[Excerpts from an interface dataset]
********

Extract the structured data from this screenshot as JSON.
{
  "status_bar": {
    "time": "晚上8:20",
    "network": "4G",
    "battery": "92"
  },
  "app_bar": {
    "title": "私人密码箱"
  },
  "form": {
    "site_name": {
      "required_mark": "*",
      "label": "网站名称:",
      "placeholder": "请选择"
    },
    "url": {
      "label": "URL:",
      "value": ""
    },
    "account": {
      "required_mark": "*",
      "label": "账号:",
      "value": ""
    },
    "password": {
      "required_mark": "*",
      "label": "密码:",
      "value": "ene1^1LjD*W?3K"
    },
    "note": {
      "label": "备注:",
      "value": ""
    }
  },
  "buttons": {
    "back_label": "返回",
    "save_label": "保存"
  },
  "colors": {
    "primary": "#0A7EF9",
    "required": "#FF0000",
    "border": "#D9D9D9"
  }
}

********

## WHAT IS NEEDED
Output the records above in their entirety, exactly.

## REPLY TO THE EXERCISE
Extract the structured data from this screenshot as JSON.
{
  "status_bar": {
    "time": "晚上8:20",
    "network": "4G",
    "battery": "92"
  },
  "app_bar": {
    "title": "私人密码箱"
  },
  "form": {
    "site_name": {
      "required_mark": "*",
      "label": "网站名称:",
      "placeholder": "请选择"
    },
    "url": {
      "label": "URL:",
      "value": ""
    },
    "account": {
      "required_mark": "*",
      "label": "账号:",
      "value": ""
    },
    "password": {
      "required_mark": "*",
      "label": "密码:",
      "value": "ene1^1LjD*W?3K"
    },
    "note": {
      "label": "备注:",
      "value": ""
    }
  },
  "buttons": {
    "back_label": "返回",
    "save_label": "保存"
  },
  "colors": {
    "primary": "#0A7EF9",
    "required": "#FF0000",
    "border": "#D9D9D9"
  }
}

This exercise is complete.